And how do we get to know what we're talking about? How do we become competent to criticize? It's all summed up in one simple phrase: You can't really understand people until you first come to love them. You can't become competent to criticize someone until you come to love them first! That is a prerequisite. Love is a condition of understanding.

There is something about loving the other person that makes us more deeply knowing and wise. And what's really interesting to me is that when we get to that place, there's much less starch in our sails to even begin to criticize! Look at the angels. They are so good and so warm that they will even defend or make light of the evils that they see in us much more clearly than we do. Do you see the dramatic difference in attitude and outcome that loving the other person makes?

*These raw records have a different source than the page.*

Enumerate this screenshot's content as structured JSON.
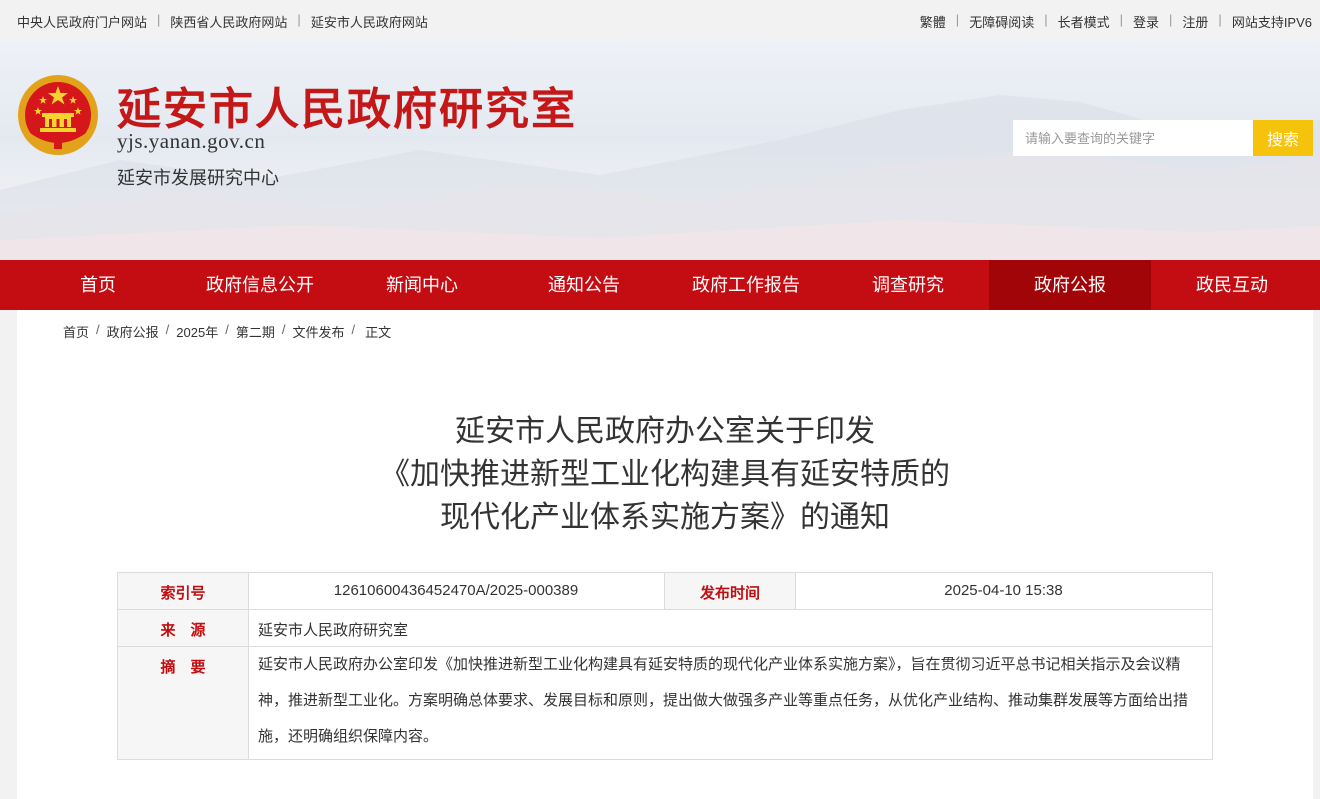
{
  "top_links": {
    "left": [
      "中央人民政府门户网站",
      "陕西省人民政府网站",
      "延安市人民政府网站"
    ],
    "right": [
      "繁體",
      "无障碍阅读",
      "长者模式",
      "登录",
      "注册",
      "网站支持IPV6"
    ]
  },
  "header": {
    "title": "延安市人民政府研究室",
    "domain": "yjs.yanan.gov.cn",
    "subtitle": "延安市发展研究中心",
    "search_placeholder": "请输入要查询的关键字",
    "search_button": "搜索"
  },
  "nav": {
    "items": [
      "首页",
      "政府信息公开",
      "新闻中心",
      "通知公告",
      "政府工作报告",
      "调查研究",
      "政府公报",
      "政民互动"
    ],
    "active": "政府公报"
  },
  "breadcrumb": [
    "首页",
    "政府公报",
    "2025年",
    "第二期",
    "文件发布",
    "正文"
  ],
  "article": {
    "title_lines": [
      "延安市人民政府办公室关于印发",
      "《加快推进新型工业化构建具有延安特质的",
      "现代化产业体系实施方案》的通知"
    ]
  },
  "meta": {
    "index_label": "索引号",
    "index_value": "12610600436452470A/2025-000389",
    "date_label": "发布时间",
    "date_value": "2025-04-10 15:38",
    "source_label": "来　源",
    "source_value": "延安市人民政府研究室",
    "abstract_label": "摘　要",
    "abstract_value": "延安市人民政府办公室印发《加快推进新型工业化构建具有延安特质的现代化产业体系实施方案》，旨在贯彻习近平总书记相关指示及会议精神，推进新型工业化。方案明确总体要求、发展目标和原则，提出做大做强多产业等重点任务，从优化产业结构、推动集群发展等方面给出措施，还明确组织保障内容。"
  },
  "colors": {
    "primary_red": "#c40d13",
    "active_nav": "#a10508",
    "search_yellow": "#f5c20c"
  },
  "icons": {
    "emblem": "national-emblem-icon"
  }
}
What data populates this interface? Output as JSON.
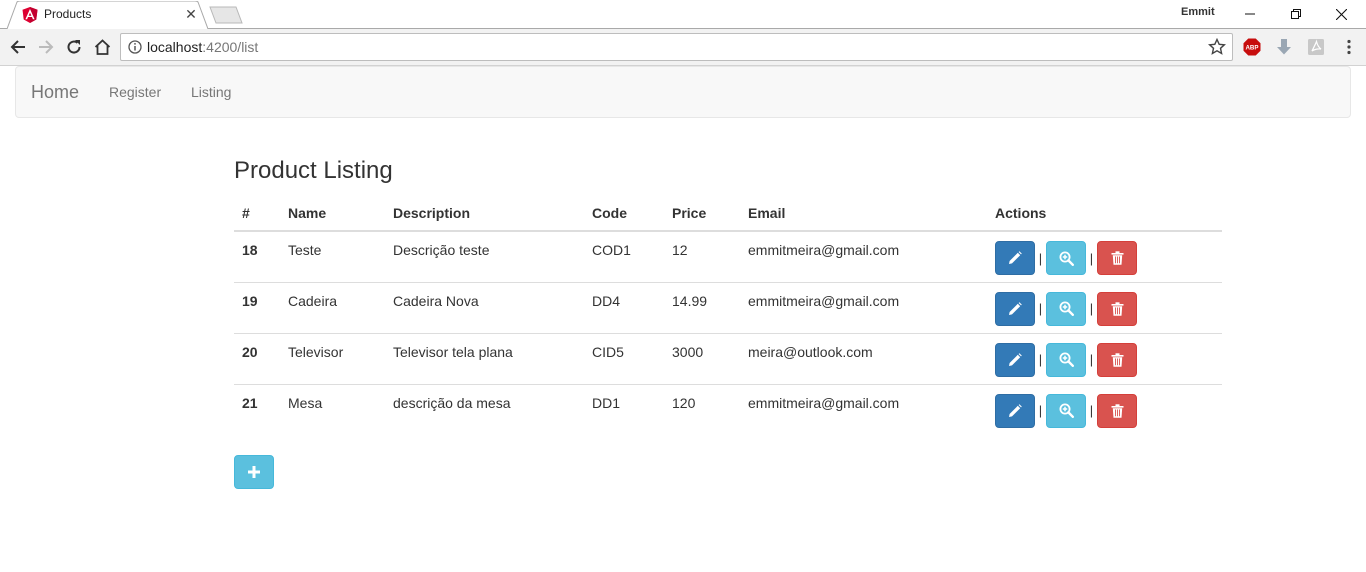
{
  "browser": {
    "tab_title": "Products",
    "profile_name": "Emmit",
    "url_host": "localhost",
    "url_path": ":4200/list"
  },
  "navbar": {
    "brand": "Home",
    "links": [
      "Register",
      "Listing"
    ]
  },
  "page": {
    "title": "Product Listing",
    "columns": [
      "#",
      "Name",
      "Description",
      "Code",
      "Price",
      "Email",
      "Actions"
    ],
    "rows": [
      {
        "id": "18",
        "name": "Teste",
        "description": "Descrição teste",
        "code": "COD1",
        "price": "12",
        "email": "emmitmeira@gmail.com"
      },
      {
        "id": "19",
        "name": "Cadeira",
        "description": "Cadeira Nova",
        "code": "DD4",
        "price": "14.99",
        "email": "emmitmeira@gmail.com"
      },
      {
        "id": "20",
        "name": "Televisor",
        "description": "Televisor tela plana",
        "code": "CID5",
        "price": "3000",
        "email": "meira@outlook.com"
      },
      {
        "id": "21",
        "name": "Mesa",
        "description": "descrição da mesa",
        "code": "DD1",
        "price": "120",
        "email": "emmitmeira@gmail.com"
      }
    ],
    "action_separator": "|",
    "action_icons": [
      "pencil-icon",
      "zoom-in-icon",
      "trash-icon"
    ],
    "add_icon": "plus-icon"
  },
  "colors": {
    "primary": "#337ab7",
    "info": "#5bc0de",
    "danger": "#d9534f"
  }
}
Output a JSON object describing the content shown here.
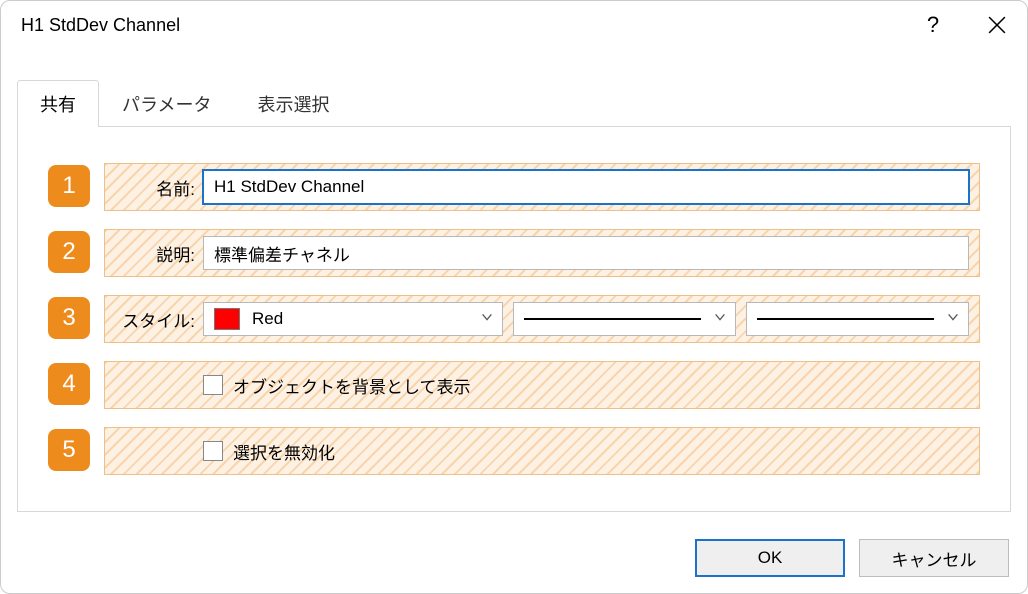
{
  "window": {
    "title": "H1 StdDev Channel"
  },
  "tabs": {
    "items": [
      {
        "label": "共有",
        "active": true
      },
      {
        "label": "パラメータ",
        "active": false
      },
      {
        "label": "表示選択",
        "active": false
      }
    ]
  },
  "rows": {
    "r1": {
      "num": "1",
      "label": "名前:",
      "value": "H1 StdDev Channel"
    },
    "r2": {
      "num": "2",
      "label": "説明:",
      "value": "標準偏差チャネル"
    },
    "r3": {
      "num": "3",
      "label": "スタイル:",
      "color_name": "Red",
      "color_hex": "#ff0000"
    },
    "r4": {
      "num": "4",
      "checkbox_label": "オブジェクトを背景として表示",
      "checked": false
    },
    "r5": {
      "num": "5",
      "checkbox_label": "選択を無効化",
      "checked": false
    }
  },
  "footer": {
    "ok": "OK",
    "cancel": "キャンセル"
  }
}
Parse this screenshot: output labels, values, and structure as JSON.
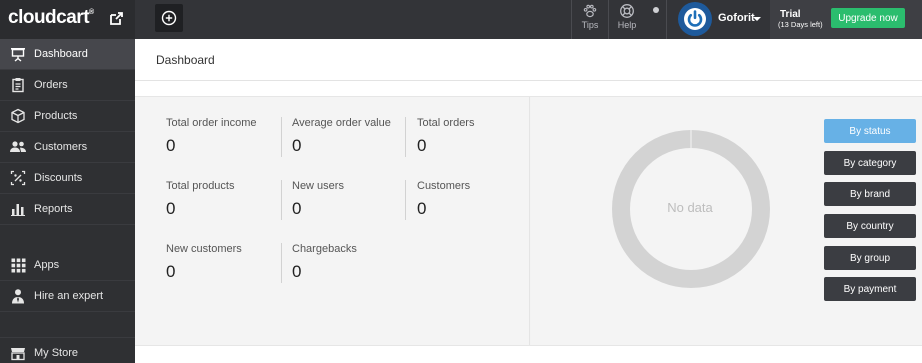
{
  "brand": {
    "logo_text": "cloudcart",
    "logo_mark": "®"
  },
  "topbar": {
    "tips_label": "Tips",
    "help_label": "Help",
    "user_name": "Goforit",
    "trial_title": "Trial",
    "trial_days": "(13 Days left)",
    "upgrade_label": "Upgrade now"
  },
  "sidebar": {
    "items": [
      {
        "label": "Dashboard",
        "icon": "presentation-icon"
      },
      {
        "label": "Orders",
        "icon": "clipboard-icon"
      },
      {
        "label": "Products",
        "icon": "box-icon"
      },
      {
        "label": "Customers",
        "icon": "users-icon"
      },
      {
        "label": "Discounts",
        "icon": "discount-icon"
      },
      {
        "label": "Reports",
        "icon": "bar-chart-icon"
      },
      {
        "label": "Apps",
        "icon": "grid-icon"
      },
      {
        "label": "Hire an expert",
        "icon": "expert-icon"
      },
      {
        "label": "My Store",
        "icon": "store-icon"
      }
    ]
  },
  "page": {
    "title": "Dashboard"
  },
  "stats": [
    {
      "label": "Total order income",
      "value": "0"
    },
    {
      "label": "Average order value",
      "value": "0"
    },
    {
      "label": "Total orders",
      "value": "0"
    },
    {
      "label": "Total products",
      "value": "0"
    },
    {
      "label": "New users",
      "value": "0"
    },
    {
      "label": "Customers",
      "value": "0"
    },
    {
      "label": "New customers",
      "value": "0"
    },
    {
      "label": "Chargebacks",
      "value": "0"
    }
  ],
  "chart": {
    "empty_text": "No data"
  },
  "filters": [
    {
      "label": "By status",
      "selected": true
    },
    {
      "label": "By category",
      "selected": false
    },
    {
      "label": "By brand",
      "selected": false
    },
    {
      "label": "By country",
      "selected": false
    },
    {
      "label": "By group",
      "selected": false
    },
    {
      "label": "By payment",
      "selected": false
    }
  ],
  "colors": {
    "topbar": "#333438",
    "sidebar": "#2f3033",
    "upgrade": "#2bbd6e",
    "selected_filter": "#67b1e6",
    "filter": "#3b3d42",
    "donut": "#d3d3d3"
  }
}
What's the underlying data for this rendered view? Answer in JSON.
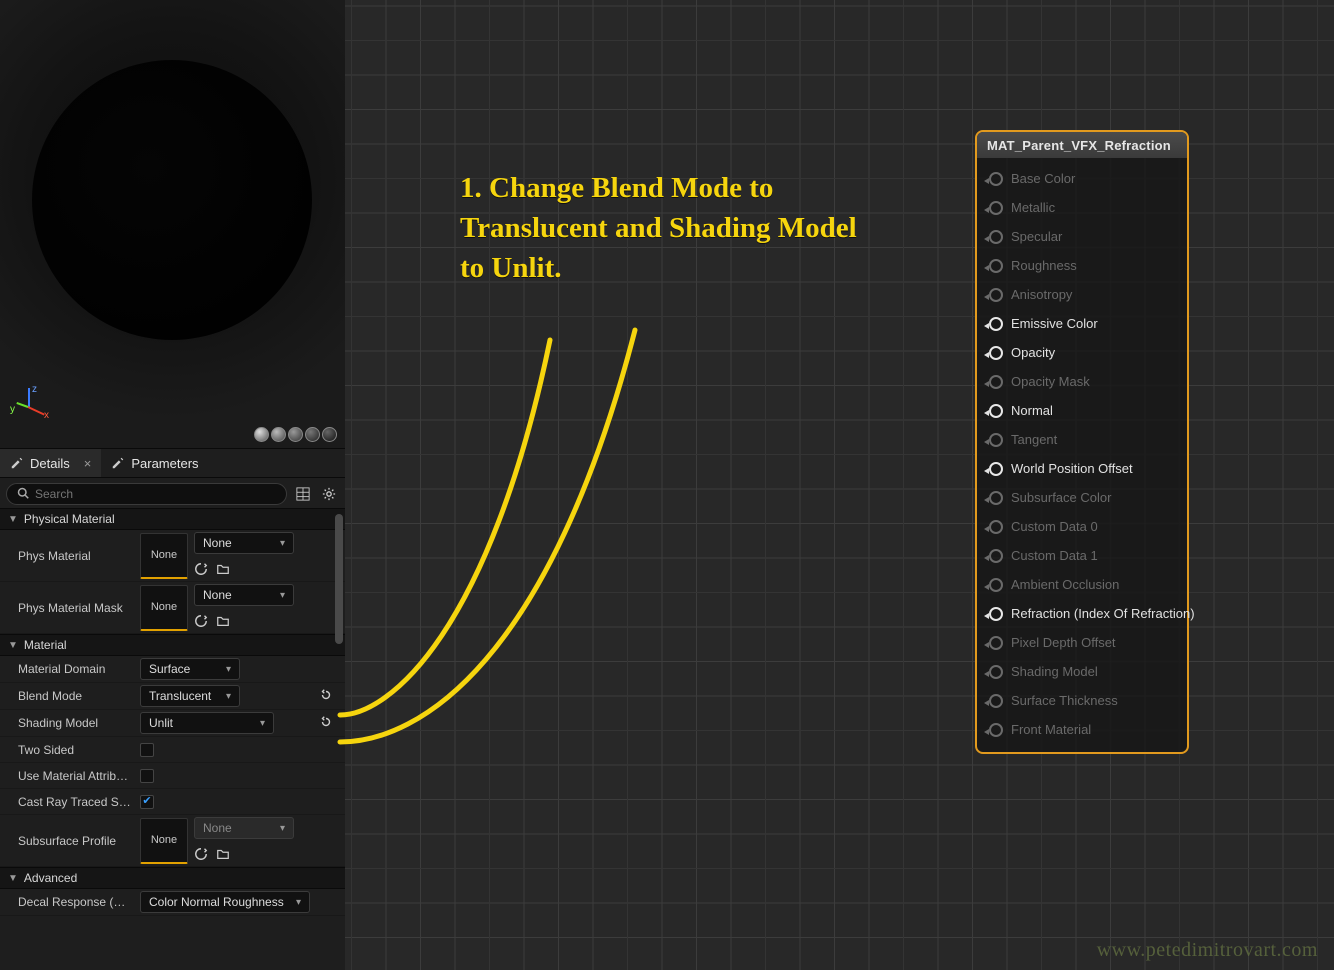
{
  "tabs": {
    "details": "Details",
    "parameters": "Parameters"
  },
  "search": {
    "placeholder": "Search"
  },
  "sections": {
    "physical_material": "Physical Material",
    "material": "Material",
    "advanced": "Advanced"
  },
  "details": {
    "phys_material": {
      "label": "Phys Material",
      "slot": "None",
      "dropdown": "None"
    },
    "phys_material_mask": {
      "label": "Phys Material Mask",
      "slot": "None",
      "dropdown": "None"
    },
    "material_domain": {
      "label": "Material Domain",
      "value": "Surface"
    },
    "blend_mode": {
      "label": "Blend Mode",
      "value": "Translucent"
    },
    "shading_model": {
      "label": "Shading Model",
      "value": "Unlit"
    },
    "two_sided": {
      "label": "Two Sided",
      "checked": false
    },
    "use_material_attrs": {
      "label": "Use Material Attribut…",
      "checked": false
    },
    "cast_ray_traced": {
      "label": "Cast Ray Traced Sha…",
      "checked": true
    },
    "subsurface_profile": {
      "label": "Subsurface Profile",
      "slot": "None",
      "dropdown": "None"
    },
    "decal_response": {
      "label": "Decal Response (DB…",
      "value": "Color Normal Roughness"
    }
  },
  "material_node": {
    "title": "MAT_Parent_VFX_Refraction",
    "pins": [
      {
        "label": "Base Color",
        "active": false
      },
      {
        "label": "Metallic",
        "active": false
      },
      {
        "label": "Specular",
        "active": false
      },
      {
        "label": "Roughness",
        "active": false
      },
      {
        "label": "Anisotropy",
        "active": false
      },
      {
        "label": "Emissive Color",
        "active": true
      },
      {
        "label": "Opacity",
        "active": true
      },
      {
        "label": "Opacity Mask",
        "active": false
      },
      {
        "label": "Normal",
        "active": true
      },
      {
        "label": "Tangent",
        "active": false
      },
      {
        "label": "World Position Offset",
        "active": true
      },
      {
        "label": "Subsurface Color",
        "active": false
      },
      {
        "label": "Custom Data 0",
        "active": false
      },
      {
        "label": "Custom Data 1",
        "active": false
      },
      {
        "label": "Ambient Occlusion",
        "active": false
      },
      {
        "label": "Refraction (Index Of Refraction)",
        "active": true
      },
      {
        "label": "Pixel Depth Offset",
        "active": false
      },
      {
        "label": "Shading Model",
        "active": false
      },
      {
        "label": "Surface Thickness",
        "active": false
      },
      {
        "label": "Front Material",
        "active": false
      }
    ]
  },
  "annotation": "1. Change Blend Mode to Translucent and Shading Model to Unlit.",
  "watermark": "www.petedimitrovart.com"
}
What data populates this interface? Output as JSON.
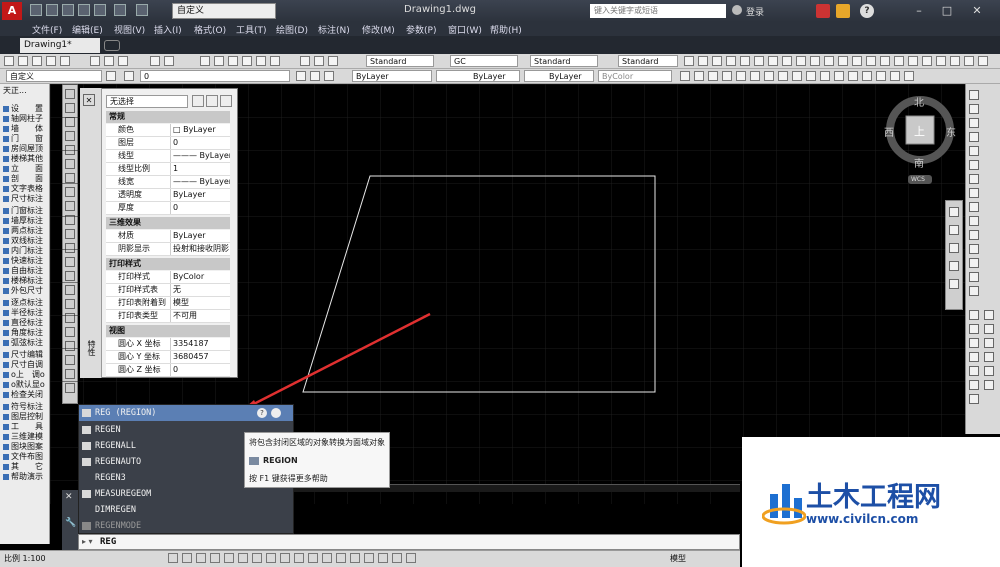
{
  "titlebar": {
    "app_logo": "A",
    "workspace": "自定义",
    "doc_title": "Drawing1.dwg",
    "search_placeholder": "键入关键字或短语",
    "login": "登录",
    "min": "–",
    "max": "□",
    "close": "✕"
  },
  "menu": [
    "文件(F)",
    "编辑(E)",
    "视图(V)",
    "插入(I)",
    "格式(O)",
    "工具(T)",
    "绘图(D)",
    "标注(N)",
    "修改(M)",
    "参数(P)",
    "窗口(W)",
    "帮助(H)"
  ],
  "tabs": {
    "active": "Drawing1*"
  },
  "toolbar2": {
    "text_style": "Standard",
    "dim_style": "GC",
    "table_style": "Standard",
    "mleader_style": "Standard"
  },
  "toolbar3": {
    "workspace": "自定义",
    "layer": "0",
    "color": "ByLayer",
    "linetype": "ByLayer",
    "lineweight": "ByLayer",
    "plotstyle": "ByColor"
  },
  "left_palette": [
    "天正...",
    "设　　置",
    "轴网柱子",
    "墙　　体",
    "门　　窗",
    "房间屋顶",
    "楼梯其他",
    "立　　面",
    "剖　　面",
    "文字表格",
    "尺寸标注",
    "门窗标注",
    "墙厚标注",
    "两点标注",
    "双线标注",
    "内门标注",
    "快速标注",
    "自由标注",
    "楼梯标注",
    "外包尺寸",
    "逐点标注",
    "半径标注",
    "直径标注",
    "角度标注",
    "弧弦标注",
    "尺寸编辑",
    "尺寸自调",
    "o上　调o",
    "o默认显o",
    "检查关闭",
    "符号标注",
    "图层控制",
    "工　　具",
    "三维建模",
    "图块图案",
    "文件布图",
    "其　　它",
    "帮助演示"
  ],
  "properties": {
    "selection": "无选择",
    "sections": [
      {
        "title": "常规",
        "rows": [
          [
            "颜色",
            "□ ByLayer"
          ],
          [
            "图层",
            "0"
          ],
          [
            "线型",
            "——— ByLayer"
          ],
          [
            "线型比例",
            "1"
          ],
          [
            "线宽",
            "——— ByLayer"
          ],
          [
            "透明度",
            "ByLayer"
          ],
          [
            "厚度",
            "0"
          ]
        ]
      },
      {
        "title": "三维效果",
        "rows": [
          [
            "材质",
            "ByLayer"
          ],
          [
            "阴影显示",
            "投射和接收阴影"
          ]
        ]
      },
      {
        "title": "打印样式",
        "rows": [
          [
            "打印样式",
            "ByColor"
          ],
          [
            "打印样式表",
            "无"
          ],
          [
            "打印表附着到",
            "模型"
          ],
          [
            "打印表类型",
            "不可用"
          ]
        ]
      },
      {
        "title": "视图",
        "rows": [
          [
            "圆心 X 坐标",
            "3354187"
          ],
          [
            "圆心 Y 坐标",
            "3680457"
          ],
          [
            "圆心 Z 坐标",
            "0"
          ]
        ]
      }
    ],
    "side_label": "特性"
  },
  "viewcube": {
    "north": "北",
    "south": "南",
    "east": "东",
    "west": "西",
    "face": "上",
    "wcs": "WCS"
  },
  "autocomplete": {
    "header": "REG (REGION)",
    "items": [
      "REGEN",
      "REGENALL",
      "REGENAUTO",
      "REGEN3",
      "MEASUREGEOM",
      "DIMREGEN",
      "REGENMODE"
    ],
    "tip_desc": "将包含封闭区域的对象转换为面域对象",
    "tip_cmd": "REGION",
    "tip_help": "按 F1 键获得更多帮助"
  },
  "command": {
    "prefix": "▸ ▾",
    "text": "REG"
  },
  "status": {
    "scale": "比例 1:100",
    "model": "模型"
  },
  "watermark": {
    "text": "土木工程网",
    "url": "www.civilcn.com"
  }
}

The ninth commandment is about "not bearing false witness." That commandment in its internal meaning goes way beyond merely refraining from malicious and intentional lying. It also requires honesty with ourselves and with others. We must not only not lie and bear false witness; we must also seek to recognize and support the good in one another, and not misjudge or exaggerate each other's problems or evils. This will put us in the best position to make criticism a creative and constructive experience whenever it is truly called for.

Prayer

Dear Lord, it is so easy to point out and criticize everything that is wrong in others, while excusing and defending anything wrong in ourselves. It is harder to refrain from criticism or excuses. It is hardest to both offer and accept criticism in love and honesty. Help us, we pray, both to give and to receive right criticism, so that we may all grow in spirit, in love, and in community. Amen.

Rev. John Billings